**What the task asks**
Report each line from the listing that the string "icon" appears in.

**Material supplied**

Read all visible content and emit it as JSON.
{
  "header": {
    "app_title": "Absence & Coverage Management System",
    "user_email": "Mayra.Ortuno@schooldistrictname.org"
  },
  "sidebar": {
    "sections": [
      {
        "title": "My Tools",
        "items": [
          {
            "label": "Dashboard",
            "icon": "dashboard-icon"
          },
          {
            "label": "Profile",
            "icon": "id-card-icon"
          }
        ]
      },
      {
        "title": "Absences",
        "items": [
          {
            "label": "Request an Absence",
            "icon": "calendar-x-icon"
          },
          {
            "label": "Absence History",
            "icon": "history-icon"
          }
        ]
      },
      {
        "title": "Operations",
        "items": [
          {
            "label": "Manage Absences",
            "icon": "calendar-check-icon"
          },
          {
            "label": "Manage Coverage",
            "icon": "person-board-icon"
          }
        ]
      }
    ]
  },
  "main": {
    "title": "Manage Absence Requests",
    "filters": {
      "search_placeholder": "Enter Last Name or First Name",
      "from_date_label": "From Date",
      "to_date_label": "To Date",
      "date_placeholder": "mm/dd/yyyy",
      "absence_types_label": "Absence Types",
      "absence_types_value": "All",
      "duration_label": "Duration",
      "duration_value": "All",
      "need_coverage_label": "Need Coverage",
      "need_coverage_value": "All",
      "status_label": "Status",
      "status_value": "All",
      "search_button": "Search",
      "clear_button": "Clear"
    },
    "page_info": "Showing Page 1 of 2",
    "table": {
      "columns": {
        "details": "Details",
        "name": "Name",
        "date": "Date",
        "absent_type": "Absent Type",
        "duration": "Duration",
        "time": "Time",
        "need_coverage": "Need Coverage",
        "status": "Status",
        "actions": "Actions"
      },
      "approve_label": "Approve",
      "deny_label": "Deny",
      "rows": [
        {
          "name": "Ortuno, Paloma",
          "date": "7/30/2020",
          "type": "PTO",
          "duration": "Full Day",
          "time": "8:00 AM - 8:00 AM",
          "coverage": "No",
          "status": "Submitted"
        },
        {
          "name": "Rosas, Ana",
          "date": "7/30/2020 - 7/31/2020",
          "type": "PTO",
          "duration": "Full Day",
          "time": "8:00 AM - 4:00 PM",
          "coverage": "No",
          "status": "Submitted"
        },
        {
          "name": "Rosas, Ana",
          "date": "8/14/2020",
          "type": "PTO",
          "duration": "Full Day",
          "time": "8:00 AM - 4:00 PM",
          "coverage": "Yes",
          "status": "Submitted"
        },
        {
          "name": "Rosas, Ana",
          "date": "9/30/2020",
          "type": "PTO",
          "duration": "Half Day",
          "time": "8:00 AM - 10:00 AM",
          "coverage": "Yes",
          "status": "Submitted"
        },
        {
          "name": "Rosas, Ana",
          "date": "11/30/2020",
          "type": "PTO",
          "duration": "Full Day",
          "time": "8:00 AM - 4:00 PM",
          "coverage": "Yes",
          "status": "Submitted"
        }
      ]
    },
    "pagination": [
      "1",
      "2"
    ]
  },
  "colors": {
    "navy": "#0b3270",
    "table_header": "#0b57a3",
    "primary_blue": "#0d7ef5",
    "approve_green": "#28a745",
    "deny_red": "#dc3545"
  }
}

**Answer to the exercise**
            "icon": "dashboard-icon"
            "icon": "id-card-icon"
            "icon": "calendar-x-icon"
            "icon": "history-icon"
            "icon": "calendar-check-icon"
            "icon": "person-board-icon"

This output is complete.